Start of TASK MATERIAL

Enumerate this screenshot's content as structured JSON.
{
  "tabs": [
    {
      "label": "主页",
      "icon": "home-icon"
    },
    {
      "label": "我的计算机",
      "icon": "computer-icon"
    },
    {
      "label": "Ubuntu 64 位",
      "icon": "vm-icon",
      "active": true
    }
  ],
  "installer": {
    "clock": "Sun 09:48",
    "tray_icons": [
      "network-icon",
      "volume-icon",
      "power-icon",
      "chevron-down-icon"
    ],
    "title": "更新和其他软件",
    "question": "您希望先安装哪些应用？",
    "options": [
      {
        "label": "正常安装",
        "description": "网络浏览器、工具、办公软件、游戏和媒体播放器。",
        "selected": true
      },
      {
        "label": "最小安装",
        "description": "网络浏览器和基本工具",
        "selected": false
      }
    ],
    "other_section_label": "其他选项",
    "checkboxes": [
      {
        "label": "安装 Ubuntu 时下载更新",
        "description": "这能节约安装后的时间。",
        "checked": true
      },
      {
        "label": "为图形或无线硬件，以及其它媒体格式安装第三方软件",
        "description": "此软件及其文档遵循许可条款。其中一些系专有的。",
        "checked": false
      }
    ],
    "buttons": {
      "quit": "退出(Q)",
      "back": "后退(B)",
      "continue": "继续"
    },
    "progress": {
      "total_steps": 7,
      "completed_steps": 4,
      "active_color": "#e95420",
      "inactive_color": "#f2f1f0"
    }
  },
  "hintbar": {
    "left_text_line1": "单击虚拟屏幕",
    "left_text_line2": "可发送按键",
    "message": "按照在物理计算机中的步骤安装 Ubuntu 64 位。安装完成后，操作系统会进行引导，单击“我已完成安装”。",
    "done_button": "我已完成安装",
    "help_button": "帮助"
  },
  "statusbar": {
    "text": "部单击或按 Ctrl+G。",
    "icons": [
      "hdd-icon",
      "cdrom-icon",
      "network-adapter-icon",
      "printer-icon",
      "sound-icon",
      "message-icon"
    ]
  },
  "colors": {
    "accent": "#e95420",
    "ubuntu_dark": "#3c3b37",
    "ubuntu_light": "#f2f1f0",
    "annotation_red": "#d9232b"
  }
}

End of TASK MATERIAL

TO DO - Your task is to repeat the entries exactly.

RESULT -
Enumerate this screenshot's content as structured JSON.
{
  "tabs": [
    {
      "label": "主页",
      "icon": "home-icon"
    },
    {
      "label": "我的计算机",
      "icon": "computer-icon"
    },
    {
      "label": "Ubuntu 64 位",
      "icon": "vm-icon",
      "active": true
    }
  ],
  "installer": {
    "clock": "Sun 09:48",
    "tray_icons": [
      "network-icon",
      "volume-icon",
      "power-icon",
      "chevron-down-icon"
    ],
    "title": "更新和其他软件",
    "question": "您希望先安装哪些应用？",
    "options": [
      {
        "label": "正常安装",
        "description": "网络浏览器、工具、办公软件、游戏和媒体播放器。",
        "selected": true
      },
      {
        "label": "最小安装",
        "description": "网络浏览器和基本工具",
        "selected": false
      }
    ],
    "other_section_label": "其他选项",
    "checkboxes": [
      {
        "label": "安装 Ubuntu 时下载更新",
        "description": "这能节约安装后的时间。",
        "checked": true
      },
      {
        "label": "为图形或无线硬件，以及其它媒体格式安装第三方软件",
        "description": "此软件及其文档遵循许可条款。其中一些系专有的。",
        "checked": false
      }
    ],
    "buttons": {
      "quit": "退出(Q)",
      "back": "后退(B)",
      "continue": "继续"
    },
    "progress": {
      "total_steps": 7,
      "completed_steps": 4,
      "active_color": "#e95420",
      "inactive_color": "#f2f1f0"
    }
  },
  "hintbar": {
    "left_text_line1": "单击虚拟屏幕",
    "left_text_line2": "可发送按键",
    "message": "按照在物理计算机中的步骤安装 Ubuntu 64 位。安装完成后，操作系统会进行引导，单击“我已完成安装”。",
    "done_button": "我已完成安装",
    "help_button": "帮助"
  },
  "statusbar": {
    "text": "部单击或按 Ctrl+G。",
    "icons": [
      "hdd-icon",
      "cdrom-icon",
      "network-adapter-icon",
      "printer-icon",
      "sound-icon",
      "message-icon"
    ]
  },
  "colors": {
    "accent": "#e95420",
    "ubuntu_dark": "#3c3b37",
    "ubuntu_light": "#f2f1f0",
    "annotation_red": "#d9232b"
  }
}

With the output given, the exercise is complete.